*Action item:*
What is asked for is the whole listing, given again word for word.

*Given data:*
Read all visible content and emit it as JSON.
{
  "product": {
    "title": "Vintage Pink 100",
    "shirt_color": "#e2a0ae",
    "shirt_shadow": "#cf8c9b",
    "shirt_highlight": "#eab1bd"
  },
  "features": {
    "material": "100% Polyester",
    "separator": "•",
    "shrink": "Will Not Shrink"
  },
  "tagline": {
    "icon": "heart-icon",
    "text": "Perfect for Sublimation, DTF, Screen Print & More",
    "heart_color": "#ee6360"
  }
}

*Task solution:*
Read all visible content and emit it as JSON.
{
  "product": {
    "title": "Vintage Pink 100",
    "shirt_color": "#e2a0ae",
    "shirt_shadow": "#cf8c9b",
    "shirt_highlight": "#eab1bd"
  },
  "features": {
    "material": "100% Polyester",
    "separator": "•",
    "shrink": "Will Not Shrink"
  },
  "tagline": {
    "icon": "heart-icon",
    "text": "Perfect for Sublimation, DTF, Screen Print & More",
    "heart_color": "#ee6360"
  }
}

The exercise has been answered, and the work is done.